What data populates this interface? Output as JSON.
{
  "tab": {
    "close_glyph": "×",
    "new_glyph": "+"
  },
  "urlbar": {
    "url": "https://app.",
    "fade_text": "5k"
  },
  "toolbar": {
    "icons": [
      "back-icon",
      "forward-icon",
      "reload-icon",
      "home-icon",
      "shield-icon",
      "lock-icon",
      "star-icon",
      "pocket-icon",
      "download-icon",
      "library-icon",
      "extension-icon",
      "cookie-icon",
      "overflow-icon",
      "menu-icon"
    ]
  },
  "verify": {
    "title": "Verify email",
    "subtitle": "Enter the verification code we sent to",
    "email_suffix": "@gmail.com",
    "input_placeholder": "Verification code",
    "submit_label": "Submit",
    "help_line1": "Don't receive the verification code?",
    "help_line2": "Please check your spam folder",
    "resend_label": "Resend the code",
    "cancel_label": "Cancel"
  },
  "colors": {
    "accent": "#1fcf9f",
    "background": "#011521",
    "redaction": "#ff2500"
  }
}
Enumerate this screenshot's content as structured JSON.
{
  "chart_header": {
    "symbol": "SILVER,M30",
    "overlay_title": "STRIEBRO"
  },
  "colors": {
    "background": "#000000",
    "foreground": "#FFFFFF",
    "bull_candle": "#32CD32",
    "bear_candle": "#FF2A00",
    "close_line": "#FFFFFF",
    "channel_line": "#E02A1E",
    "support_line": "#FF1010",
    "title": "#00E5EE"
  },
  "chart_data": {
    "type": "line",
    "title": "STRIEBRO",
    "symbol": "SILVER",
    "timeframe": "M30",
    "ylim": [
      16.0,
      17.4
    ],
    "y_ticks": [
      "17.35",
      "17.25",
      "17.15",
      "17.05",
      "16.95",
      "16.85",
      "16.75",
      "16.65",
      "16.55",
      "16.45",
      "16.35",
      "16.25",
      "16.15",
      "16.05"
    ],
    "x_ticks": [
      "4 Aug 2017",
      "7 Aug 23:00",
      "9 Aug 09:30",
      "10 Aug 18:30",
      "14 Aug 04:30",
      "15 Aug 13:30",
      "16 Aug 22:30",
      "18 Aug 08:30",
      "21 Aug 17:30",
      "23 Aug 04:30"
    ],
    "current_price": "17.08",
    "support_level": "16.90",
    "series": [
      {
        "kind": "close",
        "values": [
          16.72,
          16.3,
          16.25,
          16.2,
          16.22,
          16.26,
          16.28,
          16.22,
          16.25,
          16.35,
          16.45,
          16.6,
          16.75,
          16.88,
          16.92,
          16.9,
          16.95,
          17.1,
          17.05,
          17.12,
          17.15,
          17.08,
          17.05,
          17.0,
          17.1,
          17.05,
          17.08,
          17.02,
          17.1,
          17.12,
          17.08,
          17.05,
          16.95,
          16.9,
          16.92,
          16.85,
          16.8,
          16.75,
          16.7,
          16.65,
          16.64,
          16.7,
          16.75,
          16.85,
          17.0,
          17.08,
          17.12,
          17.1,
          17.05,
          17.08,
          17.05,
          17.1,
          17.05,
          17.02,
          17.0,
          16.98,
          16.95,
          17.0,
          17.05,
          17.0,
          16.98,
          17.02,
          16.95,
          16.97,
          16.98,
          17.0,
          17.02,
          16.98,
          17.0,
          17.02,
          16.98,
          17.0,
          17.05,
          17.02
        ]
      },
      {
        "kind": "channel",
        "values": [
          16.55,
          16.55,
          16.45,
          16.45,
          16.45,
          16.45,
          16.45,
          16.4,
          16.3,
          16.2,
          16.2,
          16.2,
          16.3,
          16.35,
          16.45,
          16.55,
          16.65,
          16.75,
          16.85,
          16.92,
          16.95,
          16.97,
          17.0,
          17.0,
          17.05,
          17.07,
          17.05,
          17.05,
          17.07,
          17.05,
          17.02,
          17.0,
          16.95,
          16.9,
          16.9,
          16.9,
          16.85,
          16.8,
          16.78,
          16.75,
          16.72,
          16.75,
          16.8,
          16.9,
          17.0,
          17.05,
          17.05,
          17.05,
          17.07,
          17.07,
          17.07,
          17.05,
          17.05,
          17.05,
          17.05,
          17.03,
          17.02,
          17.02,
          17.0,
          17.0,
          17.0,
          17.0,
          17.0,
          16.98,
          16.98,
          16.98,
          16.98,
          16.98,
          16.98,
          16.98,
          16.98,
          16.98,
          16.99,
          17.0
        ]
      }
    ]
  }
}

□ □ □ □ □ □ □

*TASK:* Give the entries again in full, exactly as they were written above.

*ANSWER:*
What data populates this interface? Output as JSON.
{
  "tab": {
    "close_glyph": "×",
    "new_glyph": "+"
  },
  "urlbar": {
    "url": "https://app.",
    "fade_text": "5k"
  },
  "toolbar": {
    "icons": [
      "back-icon",
      "forward-icon",
      "reload-icon",
      "home-icon",
      "shield-icon",
      "lock-icon",
      "star-icon",
      "pocket-icon",
      "download-icon",
      "library-icon",
      "extension-icon",
      "cookie-icon",
      "overflow-icon",
      "menu-icon"
    ]
  },
  "verify": {
    "title": "Verify email",
    "subtitle": "Enter the verification code we sent to",
    "email_suffix": "@gmail.com",
    "input_placeholder": "Verification code",
    "submit_label": "Submit",
    "help_line1": "Don't receive the verification code?",
    "help_line2": "Please check your spam folder",
    "resend_label": "Resend the code",
    "cancel_label": "Cancel"
  },
  "colors": {
    "accent": "#1fcf9f",
    "background": "#011521",
    "redaction": "#ff2500"
  }
}
Enumerate this screenshot's content as structured JSON.
{
  "chart_header": {
    "symbol": "SILVER,M30",
    "overlay_title": "STRIEBRO"
  },
  "colors": {
    "background": "#000000",
    "foreground": "#FFFFFF",
    "bull_candle": "#32CD32",
    "bear_candle": "#FF2A00",
    "close_line": "#FFFFFF",
    "channel_line": "#E02A1E",
    "support_line": "#FF1010",
    "title": "#00E5EE"
  },
  "chart_data": {
    "type": "line",
    "title": "STRIEBRO",
    "symbol": "SILVER",
    "timeframe": "M30",
    "ylim": [
      16.0,
      17.4
    ],
    "y_ticks": [
      "17.35",
      "17.25",
      "17.15",
      "17.05",
      "16.95",
      "16.85",
      "16.75",
      "16.65",
      "16.55",
      "16.45",
      "16.35",
      "16.25",
      "16.15",
      "16.05"
    ],
    "x_ticks": [
      "4 Aug 2017",
      "7 Aug 23:00",
      "9 Aug 09:30",
      "10 Aug 18:30",
      "14 Aug 04:30",
      "15 Aug 13:30",
      "16 Aug 22:30",
      "18 Aug 08:30",
      "21 Aug 17:30",
      "23 Aug 04:30"
    ],
    "current_price": "17.08",
    "support_level": "16.90",
    "series": [
      {
        "kind": "close",
        "values": [
          16.72,
          16.3,
          16.25,
          16.2,
          16.22,
          16.26,
          16.28,
          16.22,
          16.25,
          16.35,
          16.45,
          16.6,
          16.75,
          16.88,
          16.92,
          16.9,
          16.95,
          17.1,
          17.05,
          17.12,
          17.15,
          17.08,
          17.05,
          17.0,
          17.1,
          17.05,
          17.08,
          17.02,
          17.1,
          17.12,
          17.08,
          17.05,
          16.95,
          16.9,
          16.92,
          16.85,
          16.8,
          16.75,
          16.7,
          16.65,
          16.64,
          16.7,
          16.75,
          16.85,
          17.0,
          17.08,
          17.12,
          17.1,
          17.05,
          17.08,
          17.05,
          17.1,
          17.05,
          17.02,
          17.0,
          16.98,
          16.95,
          17.0,
          17.05,
          17.0,
          16.98,
          17.02,
          16.95,
          16.97,
          16.98,
          17.0,
          17.02,
          16.98,
          17.0,
          17.02,
          16.98,
          17.0,
          17.05,
          17.02
        ]
      },
      {
        "kind": "channel",
        "values": [
          16.55,
          16.55,
          16.45,
          16.45,
          16.45,
          16.45,
          16.45,
          16.4,
          16.3,
          16.2,
          16.2,
          16.2,
          16.3,
          16.35,
          16.45,
          16.55,
          16.65,
          16.75,
          16.85,
          16.92,
          16.95,
          16.97,
          17.0,
          17.0,
          17.05,
          17.07,
          17.05,
          17.05,
          17.07,
          17.05,
          17.02,
          17.0,
          16.95,
          16.9,
          16.9,
          16.9,
          16.85,
          16.8,
          16.78,
          16.75,
          16.72,
          16.75,
          16.8,
          16.9,
          17.0,
          17.05,
          17.05,
          17.05,
          17.07,
          17.07,
          17.07,
          17.05,
          17.05,
          17.05,
          17.05,
          17.03,
          17.02,
          17.02,
          17.0,
          17.0,
          17.0,
          17.0,
          17.0,
          16.98,
          16.98,
          16.98,
          16.98,
          16.98,
          16.98,
          16.98,
          16.98,
          16.98,
          16.99,
          17.0
        ]
      }
    ]
  }
}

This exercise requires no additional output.